Culdcept Revolt review for Nintendo 3DS

Platform: Nintendo 3DS
Publisher: NIS America
Developer: Omiya Soft
Medium: Digital/Cartridge
Players: Multi
Online: Yes

My first experience with the Culdcept series of games was with the Xbox 360 release of Culdcept Saga nearly a decade ago. As a pretty big CCG/TCG fan, it was one of the better attempts at creating a video game collectible card game, and stood out as unique with its Monopoly-esque board game mechanics. While the game didn?t necessarily stick with me at the time, I didn?t want to pass up the chance to revisit the series with the more recent release of Culdcept Revolt on the Nintendo 3DS.

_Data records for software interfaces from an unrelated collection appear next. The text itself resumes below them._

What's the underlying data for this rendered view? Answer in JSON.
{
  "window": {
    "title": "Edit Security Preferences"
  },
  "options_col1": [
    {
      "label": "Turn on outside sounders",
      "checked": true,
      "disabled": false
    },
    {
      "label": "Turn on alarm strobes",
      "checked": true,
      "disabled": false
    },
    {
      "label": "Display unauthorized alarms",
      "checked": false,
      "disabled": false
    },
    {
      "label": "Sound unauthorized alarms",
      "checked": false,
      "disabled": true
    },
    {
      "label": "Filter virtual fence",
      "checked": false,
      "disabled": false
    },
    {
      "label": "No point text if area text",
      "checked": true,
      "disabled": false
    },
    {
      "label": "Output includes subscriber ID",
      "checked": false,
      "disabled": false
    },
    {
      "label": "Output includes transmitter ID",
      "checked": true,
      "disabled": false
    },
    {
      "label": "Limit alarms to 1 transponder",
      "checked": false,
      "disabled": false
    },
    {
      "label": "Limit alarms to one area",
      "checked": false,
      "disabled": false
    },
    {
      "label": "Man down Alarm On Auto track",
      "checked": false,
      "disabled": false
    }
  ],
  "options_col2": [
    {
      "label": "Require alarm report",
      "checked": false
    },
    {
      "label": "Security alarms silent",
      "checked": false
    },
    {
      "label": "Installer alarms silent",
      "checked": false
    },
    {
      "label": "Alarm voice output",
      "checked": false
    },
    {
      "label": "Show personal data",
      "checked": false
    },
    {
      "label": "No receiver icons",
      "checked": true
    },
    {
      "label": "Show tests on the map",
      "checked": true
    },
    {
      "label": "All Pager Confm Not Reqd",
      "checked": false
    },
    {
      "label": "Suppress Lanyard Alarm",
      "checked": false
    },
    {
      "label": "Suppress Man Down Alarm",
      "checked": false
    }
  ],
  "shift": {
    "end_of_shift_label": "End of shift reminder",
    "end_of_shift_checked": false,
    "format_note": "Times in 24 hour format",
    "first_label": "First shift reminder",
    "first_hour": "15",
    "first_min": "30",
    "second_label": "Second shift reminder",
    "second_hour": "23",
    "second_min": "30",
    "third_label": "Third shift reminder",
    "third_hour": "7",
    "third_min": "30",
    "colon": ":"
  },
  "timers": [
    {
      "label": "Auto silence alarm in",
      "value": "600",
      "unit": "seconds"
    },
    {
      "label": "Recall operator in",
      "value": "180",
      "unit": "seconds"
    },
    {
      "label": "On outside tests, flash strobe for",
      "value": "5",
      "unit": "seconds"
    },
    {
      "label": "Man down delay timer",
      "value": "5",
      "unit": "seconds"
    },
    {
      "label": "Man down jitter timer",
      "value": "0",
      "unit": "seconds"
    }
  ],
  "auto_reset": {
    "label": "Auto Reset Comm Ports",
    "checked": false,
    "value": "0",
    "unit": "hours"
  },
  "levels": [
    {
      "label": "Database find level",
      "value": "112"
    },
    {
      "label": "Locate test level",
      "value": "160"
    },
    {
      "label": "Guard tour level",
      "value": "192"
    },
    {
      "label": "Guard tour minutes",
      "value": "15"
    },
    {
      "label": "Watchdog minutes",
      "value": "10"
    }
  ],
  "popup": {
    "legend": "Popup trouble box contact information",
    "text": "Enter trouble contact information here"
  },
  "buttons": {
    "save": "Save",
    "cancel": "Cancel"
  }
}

If you?ve not played a Culdcept game before, here?s what you can expect from Culdcept Revolt. You?ll craft a deck of cards, divided up between monster units and spells. Monsters come in four different colors, which become important when you actually start to play them on the field. Spells are generally one-use cards, either granting more dice rolls to move around the board with, fixing dice rolls to specific numbers, or granting buffs/debuffs to monster units in play.

The board in Culdcept is represented by a playing field divided up into a series of squares. The actual layout can vary from one battle to the next, but each square is meant to be a land. Lands are then meant to be controlled, and if an enemy player stops on a land you control, they will pay a toll to you. The money earned from tolls will allow you to play more cards (all of which cost currency), so that you can control lands, play more cards, etc. The loop isn?t hard to figure out, and even if you have zero experience with collectible card games you?ll have little trouble figuring out what to do.

In order to win,  you just need to achieve a certain currency goal. As the story mode of the game begins, that number is generally around 8000. This might seem like a lot at first, but once you start to deploy monsters, you can then spend currency to level up the land the monster sits on, which in turn will ratchet up the price of ?rent? when an opposing player lands there. It doesn?t take long for rent to become pretty expensive, so battles don?t last nearly as long as you might think.

However, the overall difficulty does ramp up, and games become more complicated with new card types, more varied board layouts, and even matches that feature more than two players. This is all a plus though, as the base, opening difficulty is pretty easy and can make the game feel a tad boring at the onset. Culdcept Revolt also opts to break its tutorial into pieces at the onset of the game, which also doesn?t do a great job of drawing you in at the beginning.

That said, once the story progresses, there?s a lot to enjoy. You can customize your deck of cards however you want, and even create multiple decks if you so choose. You?ll gain access to packs of cards with varying degrees of card rarities as you play, and you can generally earn enough in-game currency by finishing matches to purchase one or two packs of cards after every match. Yes, the content of the packs is random just like real-life card packs would be, but I never felt like I was getting the short end of the stick when it came to the cards I had available.

As an added plus you can opt to play against real players online, or go back and play against A.I. opponents you?ve previously defeated. This helps you fine tune your deck creations, and just gives you an alternate source of in-game income for purchasing more card packs, instead of hitting your head against the wall again and again against the same opponent.

I honestly have very few complaints against Culdcept Revolt. The story isn?t particularly mind-blowing, you play an amnesiac hero that joins a small resistance, which is certainly a well-known video game trope at this point. There are no real startling revelations to speak of, and the cast of characters feel pretty forgettable. I?m also not a huge fan of the art style of the sprites and environments throughout the game, but a lot of that just comes down to personal taste. On the plus side, I think the card artwork is pretty solid, but the UI that surrounds the card artwork isn?t great either and sort of makes the cards themselves feel cheap.

Regardless of those issues, I definitely think Culdcept Revolt is a neat game, and worth checking out on 3DS. There definitely aren?t a lot of games out there that emulate the experience of a deck-building CCG, and certainly none that employ the other board game elements that the Culdcept series does. If you?ve ever been curious about the series, I would certainly suggest starting here.

NIS America provided us with a 3DS code for review.

Grade: B